Tuesday, December 14, 2010
One thing you have to be aware of upon visiting Japan is earthquakes. Nowhere in Japan is safe from seismic activity. The entire country itself is a series of land formations produced by tectonic uplift and volcanic activity. Japan is often referred to as the most seismically active region in the world.
Earthquakes happen everyday in Japan. This shouldn’t be of major concern as the vast majority of quakes are so small that they go unnoticed. Nevertheless, if you are visiting, or are here on a longer stay, you do need to be aware that earthquakes are a possibility. If you come from an area that doesn’t experience earthquakes, they can be quite a scare. Fortunately, being a modern and developed country means that Japan is well-prepared for the big one.
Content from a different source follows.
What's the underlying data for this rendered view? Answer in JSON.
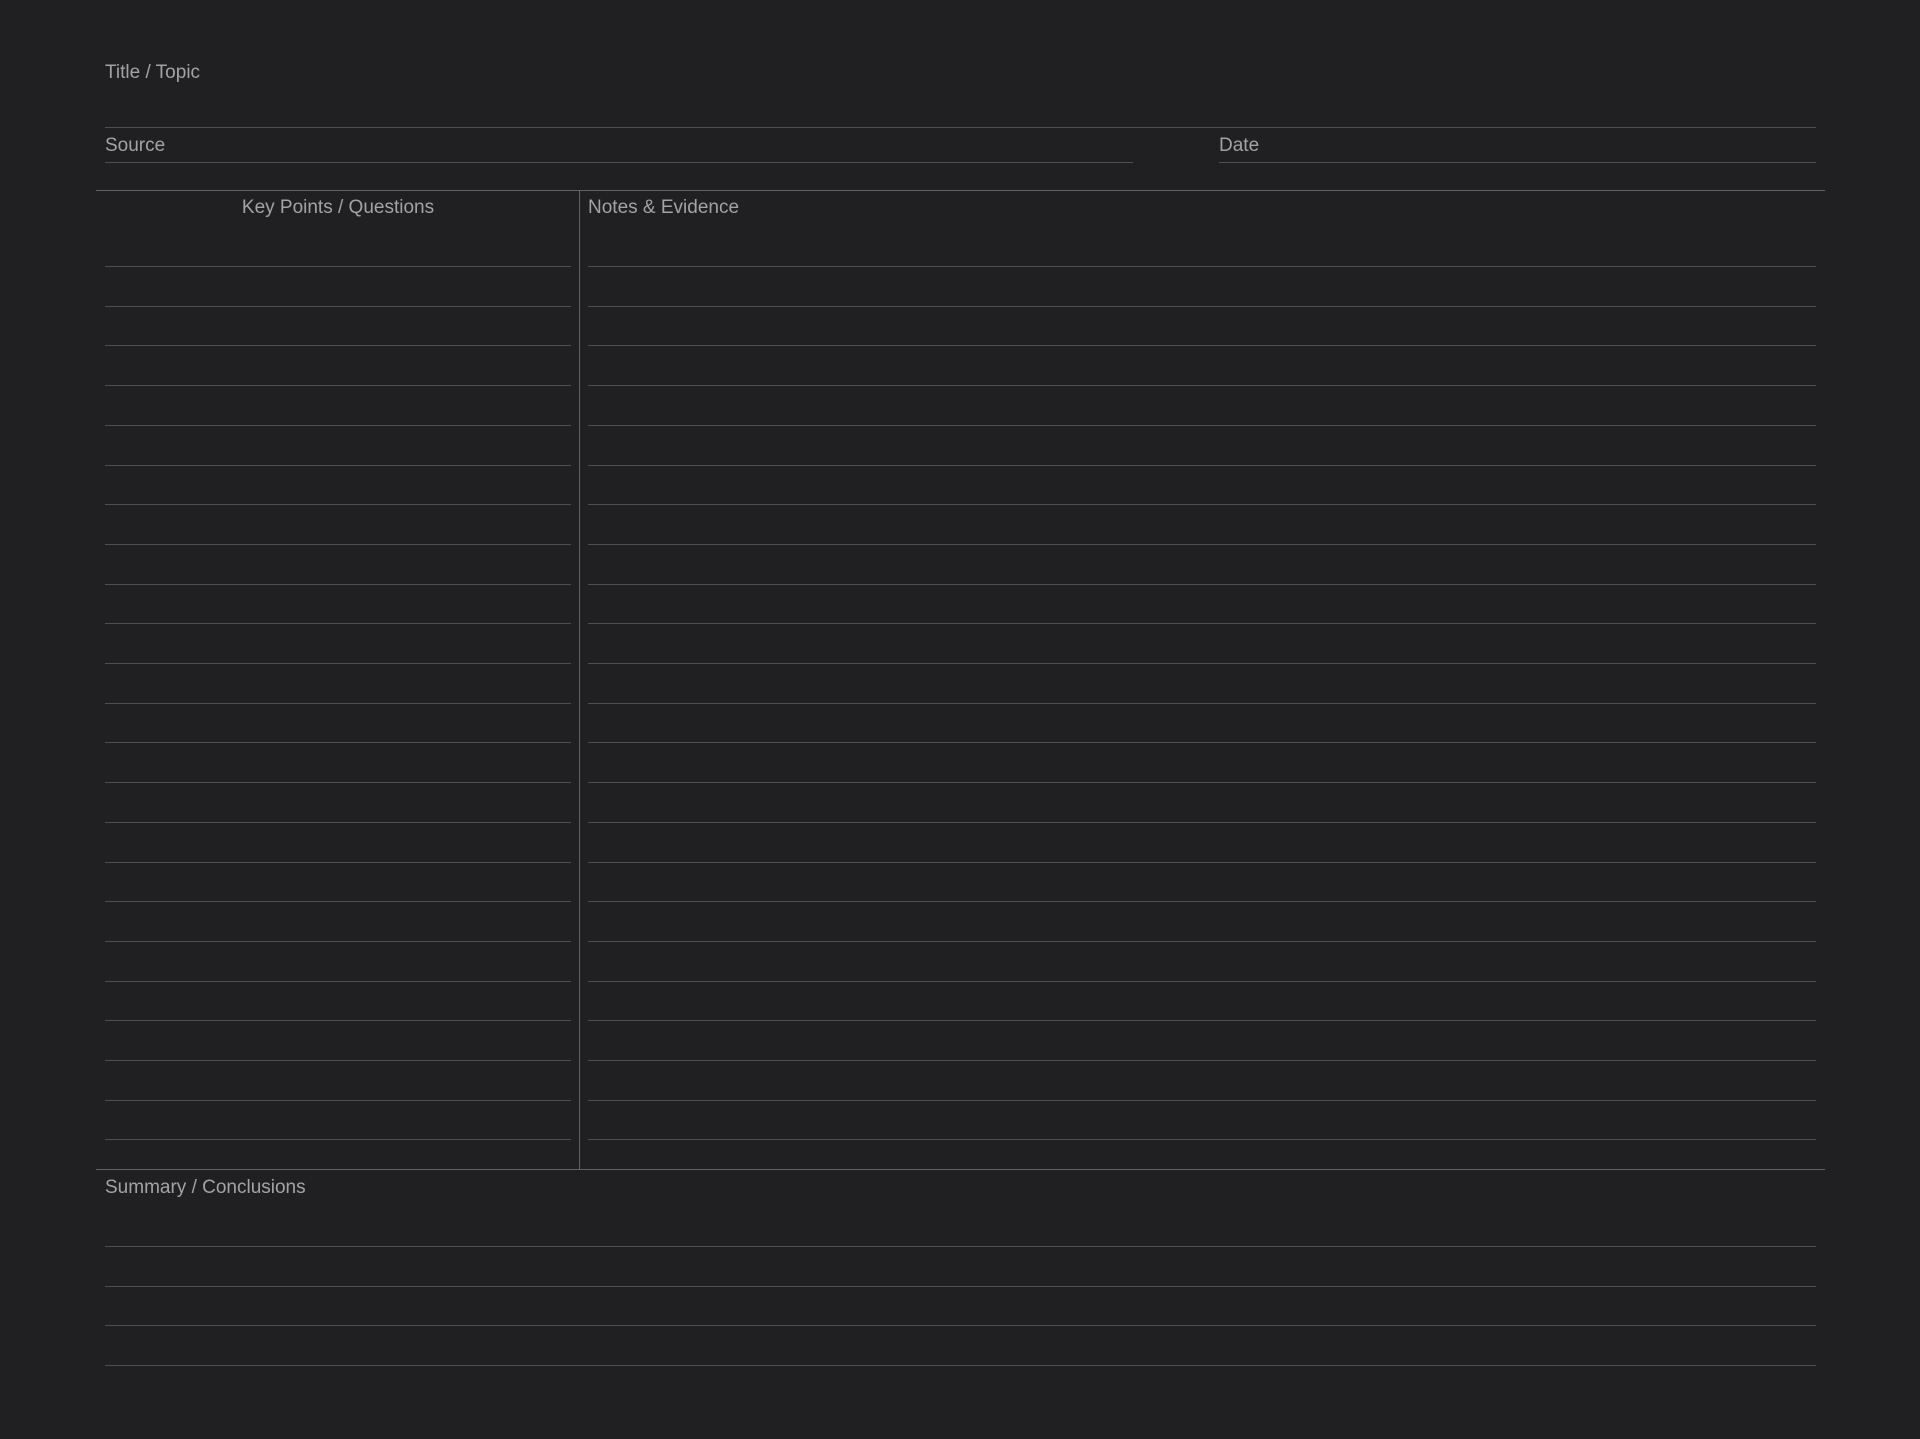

Major earthquakes like the Hanshin and Niigata quakes have made Japanese authorities more prepared than ever. If you do find yourself in an earthquake in Japan, the best thing to do is wait it out in a safe place such as under a sturdy table or doorway. In most cases quakes aren’t strong enough to be life threatening. Stay calm and stay in a safe place. Do not run outside as you risk being struck by overhead power-lines, falling glass and other debris. If the quake has been strong enough to cause damage, follow the directions of any building wardens or authorities. You will be directed to an assembly point. All buildings and public spaces have designated “safe areas” for assembly in a disaster. Hotels and lodges always display where this is in each room.
As mentioned previously, most earthquakes won’t cause major damage, but they are fairly common in Japan and it is important to remember this while visiting here. Travel insurance that includes earthquake related injuries is always a prudent move.
Wednesday, December 8, 2010
What’s the most important part of taking a trip? Is it the sights and attractions? Local festivals and events? Unique cuisine? Indeed, all are important but it may be of interest to you that in Japan, acquiring omiyage (souvenirs) is high on the list. In many cases, some may even say that it’s the most important thing to remember while away.
This is because the culture of gift giving is extremely important in Japanese culture. Certain social and business protocols dictate that gifts are to be exchanged. Partnerships with new clients require some form of gift exchange. Likewise does catching up with friends, family and workmates after even a short trip away.
It’s not necessarily the gift that is important but the gesture itself. Most souvenirs found in Japanese cities and towns tend to be small, relatively inexpensive snacks or nick-knacks. Popular types include manju (a soft dough cake with perhaps a sweet bean paste filling) and varieties of mochi (glutinous rice flour cakes).
Because of its place in the culture, the souvenir trade in Japan is worth millions. Each town in Japan knows the importance of having a local specialty to peddle to visitors. Even if there isn’t a distinguishing product, a town will make one. For instance, did you know that the recommended souvenir snack of Tokyo is the Tokyo Banana (a banana shaped and flavored cream cake/cookie)?
You can’t leave town without buying the local specialties and recommended foods. Most Japanese people travelling within Japan will stock up on goodies for their friends, family, colleagues and even boss. This tradition extends to international travel too. Some Japanese tourists to foreign countries even state a particular product or food as their reason for going. Such travelers are usually expected to bring samples of the product back as a souvenir. A few years ago when there was only one Krispy Kremes store in all of Japan, Japanese visitors to the USA were flying back with cases of donuts. Fortunately, there are a lot more Krispy Kreme stores in Japan these days.
So if you’re coming to Japan for the first time, remember to bring an assortment of goods for souvenirs. If you live in Japan and are going to travel domestically, do not forget your all important omiyage!